Reiner and stars Billy Crystal and Meg Ryan will join forces at the event Thursday evening in the heart of Hollywood as ticket-holders prepare for four days of classic film fun, with screenings, panels and parties.
Although many things have changed in Hollywood since "When Harry Met Sally..." came out in 1989, and Ephron and Carrie Fisher are among those involved who have died, it is incredible how its lines and truths have stood the test of time.
The Associated Press caught up with Reiner to talk about the film and the simple secret to making a good romantic comedy. Remarks have been edited for clarity and brevity.
AP: Some of your beloved films have already turned 30 ("This Is Spinal Tap," ''The Princess Bride," ''Stand by Me"), so this isn't a new landmark for you, but does it make you reflect at all?
REINER: It makes me old. That's all it makes me.
AP: Is it surreal that it's opening up the TCM Classic Film Festival?
REINER: It's really cool. You make a film and you don't know if it's going to stand the test of time or people are going to still like it. Whenever you've done something that people still enjoy it's a pretty cool thing.
AP: Why do you think this one still resonates?
REINER: All I can ever do is I look into myself and try to figure out, "How do I think as a man?" There are certain universal things that men experience and the fact that I was working with Nora Ephron, she brought the female perspective to the mix, and we made it a part of the creative process to say what actually happens between men and women. You know, it's not about the cute meet or putting some obstacles between the lovers so that they get together, but what actually happens with men and women. That was really the motivation for me. Because I was married for 10 years and had been single for 10 years and I was making a mess of my dating life. I kept saying, how does this work? How do a man and woman get together? I started thinking about that and I talked to Nora and she liked the idea and we started working on it. I think people see some basic truths about men and women when they watch that movie.

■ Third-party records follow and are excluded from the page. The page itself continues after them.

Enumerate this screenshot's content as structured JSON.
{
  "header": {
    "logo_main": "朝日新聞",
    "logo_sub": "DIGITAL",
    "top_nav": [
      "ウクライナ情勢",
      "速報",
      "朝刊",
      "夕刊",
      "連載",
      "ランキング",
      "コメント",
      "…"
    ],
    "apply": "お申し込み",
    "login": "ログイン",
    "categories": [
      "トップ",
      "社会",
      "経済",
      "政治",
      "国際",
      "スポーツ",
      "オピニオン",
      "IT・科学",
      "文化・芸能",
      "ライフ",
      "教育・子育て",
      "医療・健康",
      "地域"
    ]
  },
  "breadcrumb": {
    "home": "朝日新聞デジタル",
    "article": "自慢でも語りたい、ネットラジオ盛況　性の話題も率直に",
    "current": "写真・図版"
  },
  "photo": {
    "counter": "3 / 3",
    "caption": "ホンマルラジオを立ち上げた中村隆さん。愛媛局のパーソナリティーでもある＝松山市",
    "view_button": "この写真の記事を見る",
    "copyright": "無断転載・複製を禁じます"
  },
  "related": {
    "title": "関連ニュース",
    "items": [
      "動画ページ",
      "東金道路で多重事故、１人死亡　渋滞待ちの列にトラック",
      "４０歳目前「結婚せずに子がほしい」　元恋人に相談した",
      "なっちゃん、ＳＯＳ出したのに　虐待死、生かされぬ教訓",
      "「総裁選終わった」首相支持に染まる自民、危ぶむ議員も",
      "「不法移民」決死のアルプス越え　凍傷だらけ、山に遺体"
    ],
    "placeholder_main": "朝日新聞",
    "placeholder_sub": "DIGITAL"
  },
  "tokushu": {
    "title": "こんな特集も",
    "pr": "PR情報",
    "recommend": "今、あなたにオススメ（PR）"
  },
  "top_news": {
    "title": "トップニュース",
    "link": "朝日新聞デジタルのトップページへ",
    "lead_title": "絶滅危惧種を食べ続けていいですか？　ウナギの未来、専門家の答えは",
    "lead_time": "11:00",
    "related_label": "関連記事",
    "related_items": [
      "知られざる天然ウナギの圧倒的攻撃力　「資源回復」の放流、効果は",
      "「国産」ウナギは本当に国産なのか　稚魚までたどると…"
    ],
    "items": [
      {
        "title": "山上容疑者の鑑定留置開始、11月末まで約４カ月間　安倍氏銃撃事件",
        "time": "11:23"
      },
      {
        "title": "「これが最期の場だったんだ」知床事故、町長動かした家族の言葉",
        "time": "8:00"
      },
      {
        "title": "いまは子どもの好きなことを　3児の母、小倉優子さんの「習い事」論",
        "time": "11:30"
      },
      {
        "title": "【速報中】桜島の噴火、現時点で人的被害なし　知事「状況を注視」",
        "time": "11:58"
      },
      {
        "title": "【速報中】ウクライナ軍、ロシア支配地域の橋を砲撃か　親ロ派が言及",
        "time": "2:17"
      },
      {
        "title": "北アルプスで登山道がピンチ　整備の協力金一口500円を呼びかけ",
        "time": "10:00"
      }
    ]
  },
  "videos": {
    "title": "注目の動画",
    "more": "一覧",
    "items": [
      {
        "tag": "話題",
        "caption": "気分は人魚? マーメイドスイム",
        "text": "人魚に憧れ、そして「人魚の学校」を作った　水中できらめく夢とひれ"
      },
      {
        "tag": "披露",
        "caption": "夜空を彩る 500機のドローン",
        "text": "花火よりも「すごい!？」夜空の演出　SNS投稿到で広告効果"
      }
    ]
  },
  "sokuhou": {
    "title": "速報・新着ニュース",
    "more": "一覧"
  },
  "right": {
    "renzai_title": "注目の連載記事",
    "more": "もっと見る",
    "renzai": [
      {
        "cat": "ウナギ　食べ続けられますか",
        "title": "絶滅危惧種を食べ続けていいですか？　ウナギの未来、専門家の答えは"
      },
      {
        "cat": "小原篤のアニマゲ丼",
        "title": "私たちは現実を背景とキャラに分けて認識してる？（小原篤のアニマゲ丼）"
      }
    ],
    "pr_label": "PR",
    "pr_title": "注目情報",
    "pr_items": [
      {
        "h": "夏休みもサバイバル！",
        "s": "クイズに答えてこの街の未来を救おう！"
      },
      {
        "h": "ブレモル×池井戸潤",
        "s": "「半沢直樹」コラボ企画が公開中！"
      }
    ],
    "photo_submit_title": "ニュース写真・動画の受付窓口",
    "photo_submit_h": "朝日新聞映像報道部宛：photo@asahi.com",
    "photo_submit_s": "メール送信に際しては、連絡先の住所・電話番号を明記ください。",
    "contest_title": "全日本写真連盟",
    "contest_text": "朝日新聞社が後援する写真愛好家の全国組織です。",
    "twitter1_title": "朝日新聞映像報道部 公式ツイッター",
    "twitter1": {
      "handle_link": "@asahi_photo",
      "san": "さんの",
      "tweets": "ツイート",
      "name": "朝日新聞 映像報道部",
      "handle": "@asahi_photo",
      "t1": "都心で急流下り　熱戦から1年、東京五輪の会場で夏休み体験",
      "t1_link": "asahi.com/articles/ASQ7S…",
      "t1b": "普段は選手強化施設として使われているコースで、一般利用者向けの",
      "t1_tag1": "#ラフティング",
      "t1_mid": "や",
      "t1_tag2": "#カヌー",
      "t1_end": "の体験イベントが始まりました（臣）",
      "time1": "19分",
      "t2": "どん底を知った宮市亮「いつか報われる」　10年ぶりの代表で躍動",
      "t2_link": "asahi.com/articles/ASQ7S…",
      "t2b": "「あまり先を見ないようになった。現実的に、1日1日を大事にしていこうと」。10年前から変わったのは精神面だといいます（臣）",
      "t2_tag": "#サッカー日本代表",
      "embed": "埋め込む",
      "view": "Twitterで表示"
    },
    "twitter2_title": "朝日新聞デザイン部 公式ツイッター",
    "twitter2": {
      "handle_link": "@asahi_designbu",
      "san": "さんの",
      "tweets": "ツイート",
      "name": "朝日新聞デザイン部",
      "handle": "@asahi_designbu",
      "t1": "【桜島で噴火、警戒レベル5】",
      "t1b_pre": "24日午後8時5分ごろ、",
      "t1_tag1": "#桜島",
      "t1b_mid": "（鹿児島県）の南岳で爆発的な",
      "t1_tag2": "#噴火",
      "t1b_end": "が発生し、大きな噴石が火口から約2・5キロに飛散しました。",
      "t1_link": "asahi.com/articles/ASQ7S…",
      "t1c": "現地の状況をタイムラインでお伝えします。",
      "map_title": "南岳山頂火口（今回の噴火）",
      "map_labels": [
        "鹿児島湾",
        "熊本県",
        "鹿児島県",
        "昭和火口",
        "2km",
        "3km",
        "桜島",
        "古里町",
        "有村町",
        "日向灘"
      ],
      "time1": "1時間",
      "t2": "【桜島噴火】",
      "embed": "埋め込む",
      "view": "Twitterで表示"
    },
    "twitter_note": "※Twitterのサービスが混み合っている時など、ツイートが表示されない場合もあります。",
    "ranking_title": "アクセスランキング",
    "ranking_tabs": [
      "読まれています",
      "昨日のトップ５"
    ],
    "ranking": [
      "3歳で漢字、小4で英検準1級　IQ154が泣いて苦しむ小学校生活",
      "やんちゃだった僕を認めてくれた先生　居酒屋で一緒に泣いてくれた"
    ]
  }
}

AP: I think you just described why so many romantic comedies don't work.
REINER: To me the best ones are the ones that are extensions of the filmmakers.
AP: It is interesting that none of your films have been remade. I'm sure people have tried.
REINER: They've asked me on this one, they say "why don't you make a sequel? Where're Harry and Sally now?" They've asked me that about "Spinal Tap," about "Princess Bride" and things. But to me it's like, I did that already. My mind is in a different place now so whatever I'm thinking about now I try to express.
AP: "When Harry Met Sally..." helped kick off a whole rom-com renaissance. Why do you think the form went out of style for a bit?
REINER: I don't know why. To me the dance that happens between men and women is forever. That is the mating dance. That's what we do. The studios are making a certain kind of film and basically they're big event, franchise type pictures with lots of CGI and action and all that stuff. And they're not really focused on human dramas or romantic comedies or courtroom dramas. The only people who were making these kinds of things would be independent filmmakers and it's very tough to make an honest film about what happens. You could do it now. Right now if you were a young filmmaker and you wanted to make a romantic film, comedy, whatever, there's a lot of gender fluidity and sexual fluidity and all of those elements would be part of it, it would seem to me, to somebody interested in wanting to do it. But you can't get them made at studios. They don't make those kinds of films. The only comedy, sort of romantic, they're R-rated. They don't make just relationship movies.
AP: Are you and Billy and Meg going to get together to catch up around the event?
REINER: We're going to be at the screening. And Billy called me and was saying they're going to give him the hands and feet at Grauman's (now TCL) Chinese Theater the next day and he asked me to come and speak. My dad and I had that done a while ago and Billy came. So that'll be nice.
Follow AP Film Writer Lindsey Bahr on Twitter: www.twitter.com/ldbahr